I'm not the only one whose TMJ symptoms typically ebb and flow throughout their life. "TMJ comes and goes for many people for a variety of reasons," says Dr. Syrop. "These problems by and large heal, and then a period of time goes by and they can be reinjured." Those same triggers—stress, hard-to-eat foods, weather changes, teeth grinding, or other habits—may be to blame.

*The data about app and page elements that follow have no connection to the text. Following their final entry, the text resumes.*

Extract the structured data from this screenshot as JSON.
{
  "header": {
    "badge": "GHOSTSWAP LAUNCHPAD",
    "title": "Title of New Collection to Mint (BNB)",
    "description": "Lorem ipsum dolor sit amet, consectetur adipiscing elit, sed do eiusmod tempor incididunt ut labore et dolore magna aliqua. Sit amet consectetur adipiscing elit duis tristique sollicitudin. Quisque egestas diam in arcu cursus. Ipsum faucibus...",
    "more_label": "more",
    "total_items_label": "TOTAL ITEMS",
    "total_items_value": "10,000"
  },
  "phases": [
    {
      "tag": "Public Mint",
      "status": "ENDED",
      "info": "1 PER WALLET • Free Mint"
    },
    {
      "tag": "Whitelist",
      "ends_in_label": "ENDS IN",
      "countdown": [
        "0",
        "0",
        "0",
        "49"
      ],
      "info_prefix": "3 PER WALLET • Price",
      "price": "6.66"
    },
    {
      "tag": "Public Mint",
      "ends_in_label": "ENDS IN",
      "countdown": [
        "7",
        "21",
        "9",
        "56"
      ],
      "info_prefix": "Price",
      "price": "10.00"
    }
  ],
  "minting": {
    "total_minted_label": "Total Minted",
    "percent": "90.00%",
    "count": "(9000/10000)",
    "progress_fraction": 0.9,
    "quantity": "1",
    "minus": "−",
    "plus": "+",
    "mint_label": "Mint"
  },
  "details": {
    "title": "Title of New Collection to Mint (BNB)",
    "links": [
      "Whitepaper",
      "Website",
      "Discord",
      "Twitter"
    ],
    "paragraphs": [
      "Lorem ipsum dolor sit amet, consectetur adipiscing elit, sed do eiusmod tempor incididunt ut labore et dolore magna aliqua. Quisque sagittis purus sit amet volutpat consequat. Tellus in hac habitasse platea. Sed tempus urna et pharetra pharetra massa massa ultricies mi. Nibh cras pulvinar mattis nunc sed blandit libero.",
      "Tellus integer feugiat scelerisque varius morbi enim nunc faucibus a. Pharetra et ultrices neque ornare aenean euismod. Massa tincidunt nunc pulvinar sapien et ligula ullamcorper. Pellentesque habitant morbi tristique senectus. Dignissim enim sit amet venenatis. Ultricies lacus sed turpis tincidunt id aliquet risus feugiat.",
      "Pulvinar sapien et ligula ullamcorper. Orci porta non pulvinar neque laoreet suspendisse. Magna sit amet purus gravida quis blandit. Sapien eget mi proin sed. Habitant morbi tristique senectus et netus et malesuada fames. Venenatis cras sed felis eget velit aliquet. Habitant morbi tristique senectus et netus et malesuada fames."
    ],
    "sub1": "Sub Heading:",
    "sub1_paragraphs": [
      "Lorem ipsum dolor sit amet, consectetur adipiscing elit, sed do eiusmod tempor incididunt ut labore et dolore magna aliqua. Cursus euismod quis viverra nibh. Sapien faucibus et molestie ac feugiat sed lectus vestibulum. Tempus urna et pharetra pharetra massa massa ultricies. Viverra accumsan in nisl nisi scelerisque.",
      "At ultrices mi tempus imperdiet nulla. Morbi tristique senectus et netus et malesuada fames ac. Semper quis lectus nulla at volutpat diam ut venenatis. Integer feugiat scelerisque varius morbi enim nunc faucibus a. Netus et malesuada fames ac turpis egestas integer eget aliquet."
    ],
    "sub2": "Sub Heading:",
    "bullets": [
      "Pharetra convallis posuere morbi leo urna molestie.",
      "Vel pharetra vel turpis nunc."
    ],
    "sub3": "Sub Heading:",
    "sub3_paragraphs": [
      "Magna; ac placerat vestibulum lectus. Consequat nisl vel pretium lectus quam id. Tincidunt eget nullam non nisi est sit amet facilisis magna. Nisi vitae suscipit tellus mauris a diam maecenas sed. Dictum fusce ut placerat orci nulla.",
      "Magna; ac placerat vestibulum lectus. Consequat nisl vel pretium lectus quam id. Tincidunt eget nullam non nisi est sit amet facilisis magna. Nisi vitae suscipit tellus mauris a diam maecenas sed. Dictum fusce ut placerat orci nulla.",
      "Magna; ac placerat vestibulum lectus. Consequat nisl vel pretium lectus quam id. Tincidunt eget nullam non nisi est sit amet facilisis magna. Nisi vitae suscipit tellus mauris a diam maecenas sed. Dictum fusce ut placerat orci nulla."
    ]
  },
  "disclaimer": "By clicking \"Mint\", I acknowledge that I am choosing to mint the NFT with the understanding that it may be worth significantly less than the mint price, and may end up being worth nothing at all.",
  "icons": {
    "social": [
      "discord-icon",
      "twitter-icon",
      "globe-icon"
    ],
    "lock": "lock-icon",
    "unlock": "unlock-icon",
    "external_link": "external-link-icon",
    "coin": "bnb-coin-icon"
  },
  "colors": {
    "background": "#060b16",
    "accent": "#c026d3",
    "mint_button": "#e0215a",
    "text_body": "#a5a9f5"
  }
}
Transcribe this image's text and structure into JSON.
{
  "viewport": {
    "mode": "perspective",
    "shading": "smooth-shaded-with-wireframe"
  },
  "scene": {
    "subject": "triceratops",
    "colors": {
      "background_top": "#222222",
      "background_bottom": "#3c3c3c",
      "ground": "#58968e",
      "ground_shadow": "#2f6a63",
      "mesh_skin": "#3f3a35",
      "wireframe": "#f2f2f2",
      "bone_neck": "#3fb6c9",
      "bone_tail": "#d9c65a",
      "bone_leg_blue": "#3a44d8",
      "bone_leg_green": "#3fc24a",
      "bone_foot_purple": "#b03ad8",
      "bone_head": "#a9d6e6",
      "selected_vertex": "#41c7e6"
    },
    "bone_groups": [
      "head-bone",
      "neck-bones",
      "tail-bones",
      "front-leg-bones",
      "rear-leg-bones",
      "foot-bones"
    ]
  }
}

But while TMJ can come and go, Dr. Bakhtiari adds that it should never be chronic or continuous—you should be able to get some relief between flares. If you don't, that might be a red flag that something more serious is to blame for your pain. Hopefully, though, self-care strategies help you manage the condition and, over time, identify the specific triggers that exacerbate your symptoms. "It will probably reoccur," he says. "But, the second time around, you will hopefully have a game plan."